◆ Records for the task:
-- Opening Marker --
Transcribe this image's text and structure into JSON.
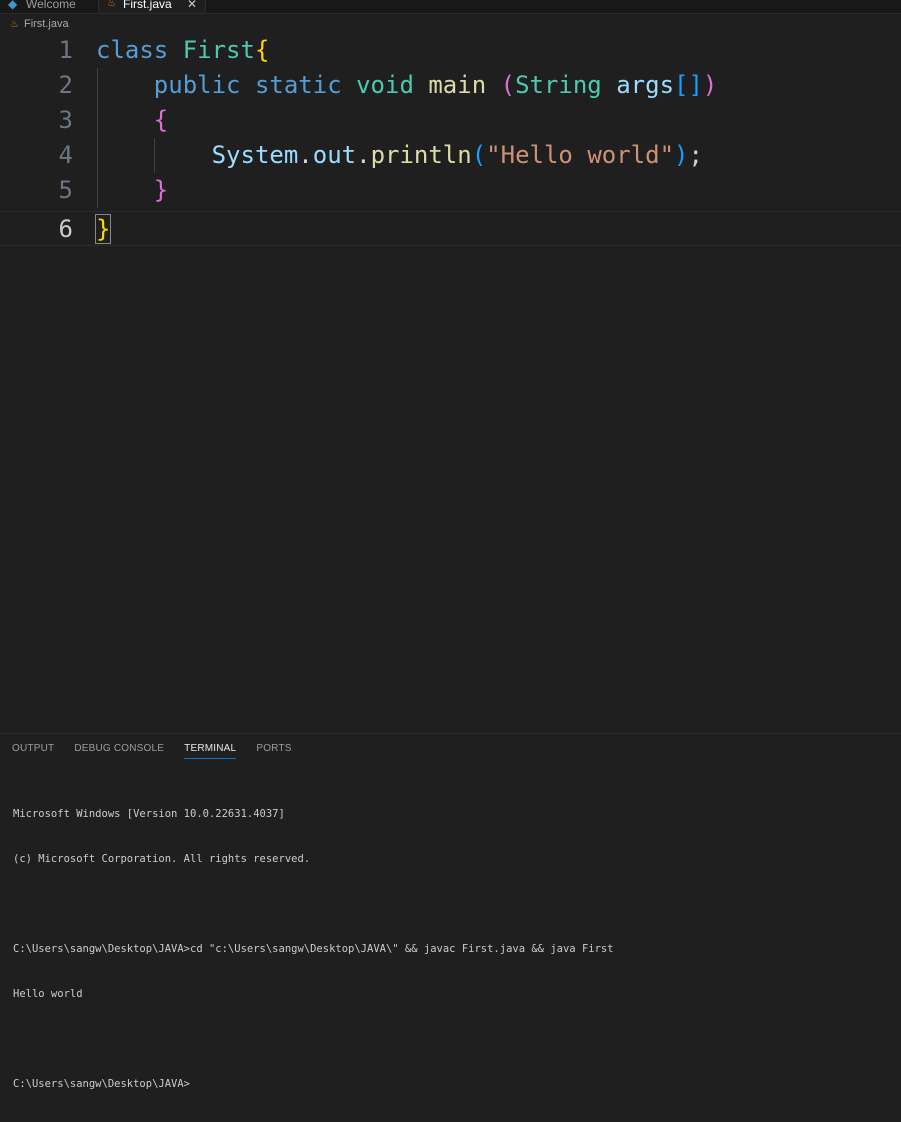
{
  "tabs": [
    {
      "label": "Welcome",
      "icon": "vscode-icon"
    },
    {
      "label": "First.java",
      "icon": "java-file-icon",
      "close": "✕"
    }
  ],
  "breadcrumb": {
    "file": "First.java"
  },
  "editor": {
    "line_numbers": [
      "1",
      "2",
      "3",
      "4",
      "5",
      "6"
    ],
    "active_line": "6"
  },
  "panel": {
    "tabs": [
      "OUTPUT",
      "DEBUG CONSOLE",
      "TERMINAL",
      "PORTS"
    ],
    "active_tab": "TERMINAL",
    "terminal_lines": [
      "Microsoft Windows [Version 10.0.22631.4037]",
      "(c) Microsoft Corporation. All rights reserved.",
      "",
      "C:\\Users\\sangw\\Desktop\\JAVA>cd \"c:\\Users\\sangw\\Desktop\\JAVA\\\" && javac First.java && java First",
      "Hello world",
      "",
      "C:\\Users\\sangw\\Desktop\\JAVA>"
    ]
  },
  "colors": {
    "background": "#1f1f1f",
    "keyword": "#569cd6",
    "type": "#4ec9b0",
    "function": "#dcdcaa",
    "variable": "#9cdcfe",
    "string": "#ce9178",
    "bracket_gold": "#ffd700",
    "bracket_pink": "#da70d6",
    "bracket_blue": "#179fff",
    "accent": "#0078d4"
  }
}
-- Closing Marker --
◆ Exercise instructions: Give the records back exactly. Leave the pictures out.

◆ Answer:
Transcribe this image's text and structure into JSON.
{
  "tabs": [
    {
      "label": "Welcome",
      "icon": "vscode-icon"
    },
    {
      "label": "First.java",
      "icon": "java-file-icon",
      "close": "✕"
    }
  ],
  "breadcrumb": {
    "file": "First.java"
  },
  "editor": {
    "line_numbers": [
      "1",
      "2",
      "3",
      "4",
      "5",
      "6"
    ],
    "active_line": "6"
  },
  "panel": {
    "tabs": [
      "OUTPUT",
      "DEBUG CONSOLE",
      "TERMINAL",
      "PORTS"
    ],
    "active_tab": "TERMINAL",
    "terminal_lines": [
      "Microsoft Windows [Version 10.0.22631.4037]",
      "(c) Microsoft Corporation. All rights reserved.",
      "",
      "C:\\Users\\sangw\\Desktop\\JAVA>cd \"c:\\Users\\sangw\\Desktop\\JAVA\\\" && javac First.java && java First",
      "Hello world",
      "",
      "C:\\Users\\sangw\\Desktop\\JAVA>"
    ]
  },
  "colors": {
    "background": "#1f1f1f",
    "keyword": "#569cd6",
    "type": "#4ec9b0",
    "function": "#dcdcaa",
    "variable": "#9cdcfe",
    "string": "#ce9178",
    "bracket_gold": "#ffd700",
    "bracket_pink": "#da70d6",
    "bracket_blue": "#179fff",
    "accent": "#0078d4"
  }
}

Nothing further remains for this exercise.